*What the exercise asks*. Check every line of the entries for "arrow", and copy the lines that hold it.
[Opening Dataset entries section]
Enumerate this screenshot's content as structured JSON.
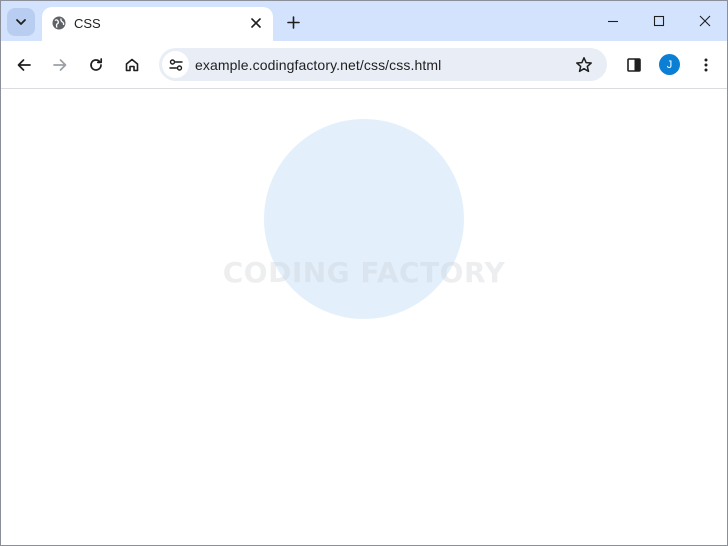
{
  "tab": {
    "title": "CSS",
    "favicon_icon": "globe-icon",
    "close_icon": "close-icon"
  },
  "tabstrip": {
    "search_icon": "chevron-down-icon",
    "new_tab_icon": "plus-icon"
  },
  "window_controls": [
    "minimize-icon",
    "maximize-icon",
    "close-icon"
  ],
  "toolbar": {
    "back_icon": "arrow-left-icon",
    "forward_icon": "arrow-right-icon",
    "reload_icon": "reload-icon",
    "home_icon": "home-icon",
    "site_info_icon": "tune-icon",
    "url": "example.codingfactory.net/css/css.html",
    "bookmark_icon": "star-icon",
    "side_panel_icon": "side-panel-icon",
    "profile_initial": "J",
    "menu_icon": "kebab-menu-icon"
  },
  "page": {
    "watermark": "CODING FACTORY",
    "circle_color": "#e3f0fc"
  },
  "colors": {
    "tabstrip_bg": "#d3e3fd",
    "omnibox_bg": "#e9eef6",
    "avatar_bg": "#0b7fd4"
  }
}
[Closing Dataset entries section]
*Output*.
    "back_icon": "arrow-left-icon",
    "forward_icon": "arrow-right-icon",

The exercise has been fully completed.